Of course, Christians had found themselves obliged to defend their religion against the unrelenting scientific onslaught much before the Muslims. Throughout the Age of Reason and beyond, the areligious folks kept confronting the Christians with scientific discoveries and how the Bible was erroneous in this or that matter. By the middle of the 19th century, as the scientific optimism was reaching its peak, it had become impossible to reconcile the Bible with science, let alone claim that the Bible had predicted those very discoveries a long time ago. A new approach was needed to safeguard religion, which was provided by the German theologian Friedrich Schleiermacher. He told the Christians that the next time somebody came to taunt them for believing in false and unreasonable things, they should avoid debating him. Instead, they should simply tell him that their truth was subjective, and it didn’t depend upon external facts or observations. Those who heeded the advice were able to avoid more embarrassment, but this was achieved at the cost of shying away from facts.

Now, for several reasons (which there is no need to enlist here) the Quran is a very different sort of book from the Bible. What is relevant to the discussion at hand is that the Quran doesn’t command its reader to believe in certain things as much as it invites belief in them. A recurring advice that can be found in it is, ‘Ask men of knowledge, if you don’t know’. This is what makes it unique among all religious texts. The identity of the men of knowledge being referred to depends upon the context, of course; but when it comes to physical matters, they are men of science. So, far from encouraging its reader to shy away from facts, it makes him face facts, a much healthier approach.

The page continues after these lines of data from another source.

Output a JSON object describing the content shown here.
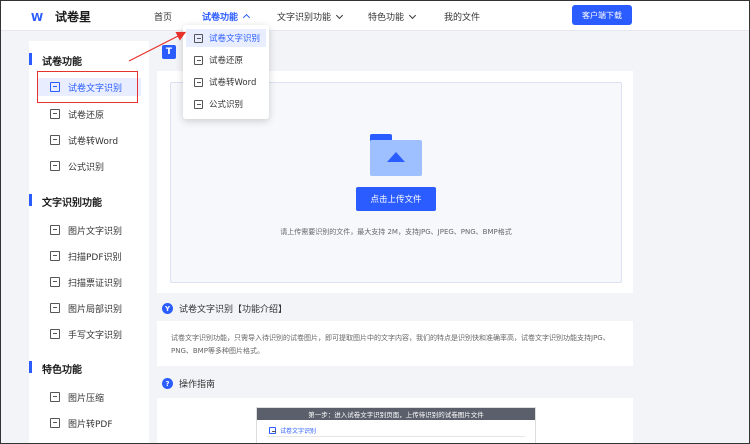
{
  "header": {
    "logo_text": "试卷星",
    "nav": [
      {
        "label": "首页"
      },
      {
        "label": "试卷功能"
      },
      {
        "label": "文字识别功能"
      },
      {
        "label": "特色功能"
      },
      {
        "label": "我的文件"
      }
    ],
    "download_label": "客户端下载"
  },
  "dropdown": {
    "items": [
      {
        "label": "试卷文字识别"
      },
      {
        "label": "试卷还原"
      },
      {
        "label": "试卷转Word"
      },
      {
        "label": "公式识别"
      }
    ]
  },
  "sidebar": {
    "sections": [
      {
        "title": "试卷功能",
        "items": [
          "试卷文字识别",
          "试卷还原",
          "试卷转Word",
          "公式识别"
        ]
      },
      {
        "title": "文字识别功能",
        "items": [
          "图片文字识别",
          "扫描PDF识别",
          "扫描票证识别",
          "图片局部识别",
          "手写文字识别"
        ]
      },
      {
        "title": "特色功能",
        "items": [
          "图片压缩",
          "图片转PDF"
        ]
      }
    ]
  },
  "main": {
    "page_icon": "T",
    "upload_button": "点击上传文件",
    "upload_hint": "请上传需要识别的文件，最大支持 2M，支持JPG、JPEG、PNG、BMP格式",
    "intro_title": "试卷文字识别【功能介绍】",
    "intro_icon": "Y",
    "intro_text": "试卷文字识别功能，只需导入待识别的试卷图片，即可提取图片中的文字内容，我们的特点是识别快和准确率高，试卷文字识别功能支持JPG、PNG、BMP等多种图片格式。",
    "guide_title": "操作指南",
    "guide_icon": "?",
    "guide_step": "第一步：进入试卷文字识别页面，上传待识别的试卷图片文件",
    "guide_sub": "试卷文字识别"
  },
  "colors": {
    "accent": "#2b5cff",
    "annotation": "#e8302c"
  }
}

Unlike the Bible, the Quran gives no hostages to its detractors in the form of logical or scientific errors, and that is something justifiably gratifying for the Muslim. Anything more than that, however, s not only unjustified but counterproductive

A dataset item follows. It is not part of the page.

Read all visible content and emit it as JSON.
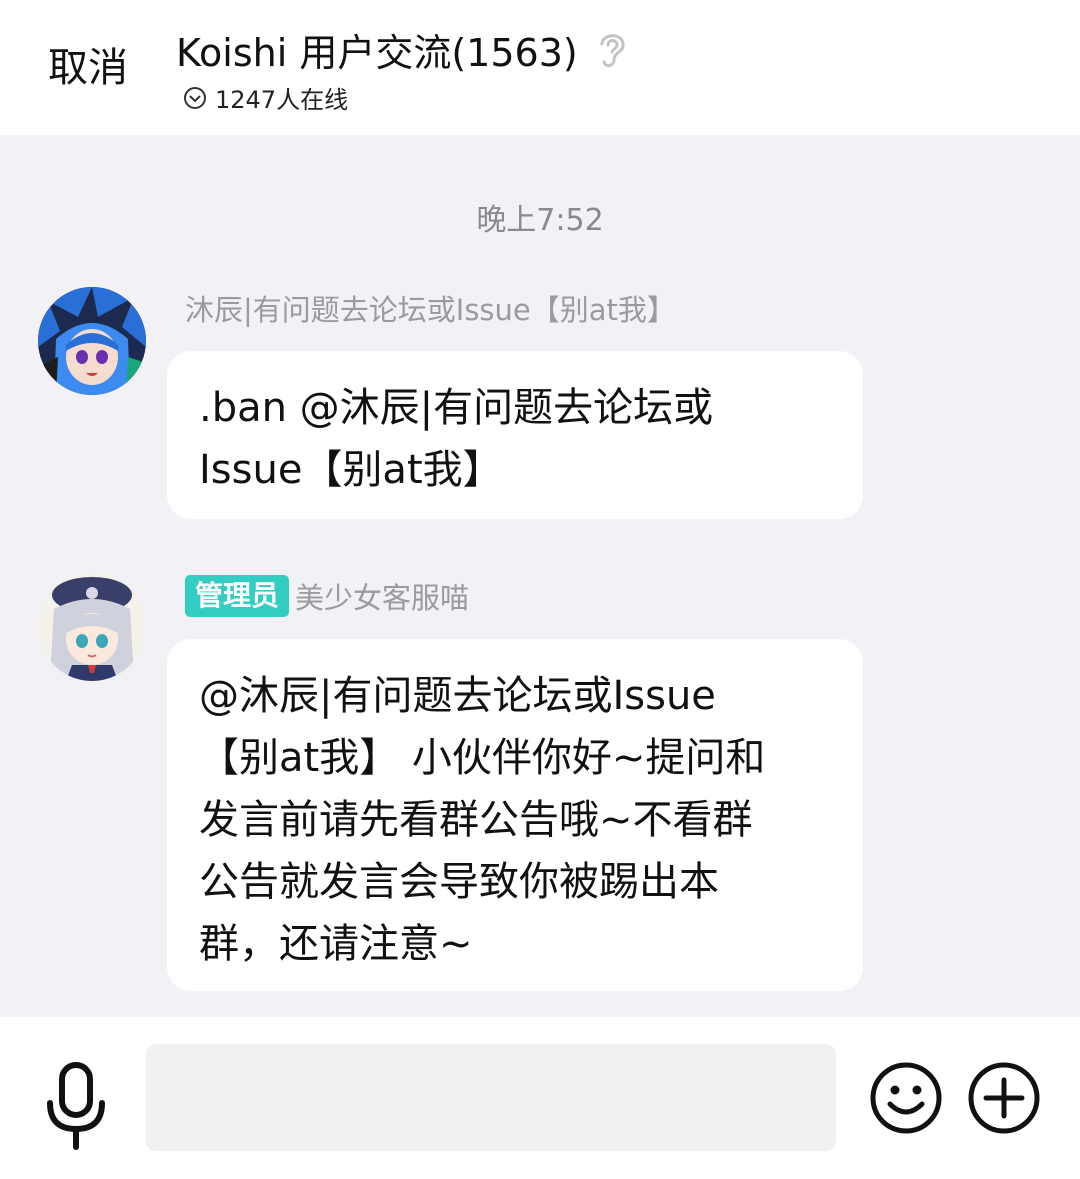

However, the Quran is not a book of science. Even the scientific or physical facts mentioned in the Quran are there not for the sake of science per se, but by way of inviting recognition of God’s Oneness, the fundamental theme of the Quran, in which respect it is the last word. When it comes to science, the Muslim, for many centuries now, finds himself in an embarrassing position. He believes science to be outside his grasp, and since he won’t put in the hard work collecting empirical evidence (the scientific method), he is often tempted to give the Quranic verses that appear to talk about cosmology or the like the meanings (or details) taken from contemporary science. When he is ridiculed for doing that, he is then tempted to hate all science, only to realize later that that is not an option either. This triggers a fresh cycle of trying and ‘owning’ science. He needs to realize that scientific excellence requires hard work and there’s just no way around that.

That said, for a Muslim who takes his religion seriously and who can give an account of it if required (as opposed to being merely a Muslim by birth) there’s a lot of value in the fact that there’s nothing that has conclusively been demonstrated to be untrue in his book. This is what he expects from a book he considers to be a dictation by God: it shouldn’t be rendered outdated by scientific discoveries if it’s from the Creator of the universe. (Compare the Quran with any other book, and one realizes that whole portions of books– sometimes the complete works– become dated within a couple of decades after their publication.)

The Muslim, then, need not be insecure about his religion in the face of any scientific discovery. Unless it can be conclusively shown that there’s something in the Quran that’s factually erroneous or logically inconsistent or absurd, any of which has yet to be shown. Unlike the Bible, the Quran gives no hostages to its detractors in the form of logical or scientific errors, and that is something justifiably gratifying for the Muslim. Anything more than that, however, especially bragging after each new scientific discovery that their book had predicted it long ago, is not only unjustified but counterproductive.